Room 218, Whitaker Hall
Yong Wang, PhD
Assistant Professor of Obstetrics and Gynecology, Radiology, and Biomedical Engineering
Washington University School of Medicine in St Louis
Electromyometrial Imaging (EMMI) of Uterine Contractions

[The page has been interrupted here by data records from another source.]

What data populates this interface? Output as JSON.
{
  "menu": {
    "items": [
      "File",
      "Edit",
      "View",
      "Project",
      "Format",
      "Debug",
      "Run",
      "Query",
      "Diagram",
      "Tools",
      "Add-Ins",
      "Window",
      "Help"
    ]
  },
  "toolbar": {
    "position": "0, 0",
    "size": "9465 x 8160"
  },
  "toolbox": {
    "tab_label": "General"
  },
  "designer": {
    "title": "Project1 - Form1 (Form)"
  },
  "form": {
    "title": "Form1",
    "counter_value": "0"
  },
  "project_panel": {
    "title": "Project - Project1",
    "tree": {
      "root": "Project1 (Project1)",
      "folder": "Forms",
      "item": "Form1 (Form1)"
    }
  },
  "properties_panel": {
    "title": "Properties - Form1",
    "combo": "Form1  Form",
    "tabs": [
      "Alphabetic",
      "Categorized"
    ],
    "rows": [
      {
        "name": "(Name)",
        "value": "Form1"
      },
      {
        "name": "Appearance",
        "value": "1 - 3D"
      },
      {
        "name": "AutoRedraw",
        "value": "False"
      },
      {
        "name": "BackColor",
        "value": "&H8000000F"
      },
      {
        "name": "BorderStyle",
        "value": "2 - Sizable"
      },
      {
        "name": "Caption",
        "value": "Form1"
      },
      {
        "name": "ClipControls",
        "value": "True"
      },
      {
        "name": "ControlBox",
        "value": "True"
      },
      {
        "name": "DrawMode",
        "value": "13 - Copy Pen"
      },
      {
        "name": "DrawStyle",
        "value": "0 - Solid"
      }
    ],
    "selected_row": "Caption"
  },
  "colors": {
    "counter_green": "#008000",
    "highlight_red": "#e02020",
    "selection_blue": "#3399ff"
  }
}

Despite years of research, preterm birth (PTB) is the greatest and costliest burden in perinatology. In large part, this is because of our limited understanding of the pathologic factors that initiate preterm labor and result in preterm birth. Although uterine contractions play a central role in both preterm and term labor, the mechanisms of initiation and propagation resulting in preterm birth remain unknown largely due to a lack of tools to study it until now. As a direct result of the support from the March of Dimes (MOD), we recently developed a new imaging technology, Electromyometrial Imaging (EMMI), to non-invasively characterize the three-dimensional (3D) electrical activation and conduction patterns of uterine contractions. EMMI employs magnetic resonance imaging (MRI) to acquire subject-specific body-uterus geometry, and combines it with up to 256 channels body surface electromyography during contractions to noninvasively image the uterine surface electrical activities across the entire uterus in 3D. EMMI has been thoroughly validated using a translational sheep model. For the first time, we have noninvasively imaged the 3D uterine activation patterns in term and preterm labor patients and observed the wide spectrum of uterine activation patterns.
My PhD work focused on developing and applying electrocardiographic imaging (ECGI) to study cardiac arrhythmia and abnormal heart contractions. My work led to inventions and patents in the USA, Europe, Canada, and Japan, and was published in many top journals in the fields of biomedical engineering, biomedical life science, and human physiology. To broaden my technological and biomedical expertise, I switched gears and devoted my postdoc time to neuroscience. With the aim to better understand the pathological mechanisms underlying neurodegeneration diseases, I invented and patented a novel diffusion magnetic resonance imaging (MRI) approach, diffusion basis spectrum imaging (DBSI). In my papers published in Brain, I used DBSI to specifically measure and characterize multiple white matter microstructural changes and study the mechanism of lesion evolution in multiple sclerosis, Alzheimer's disease (AD) patients and animal models of this disease In 2015, I was recruited to the Departments of Obstetrics and Gynecology and of Radiology, where I collaborate with obstetricians and radiologists to invent and clinically translate the novel high resolution electromyometrial imaging (EMMI) to study the electrophysiology and microstructure of the uterus. I also successfully translate DBSI to image the placental immuno-response during normal and abnormal pregnancy.
Organizer / Host: Jon Silva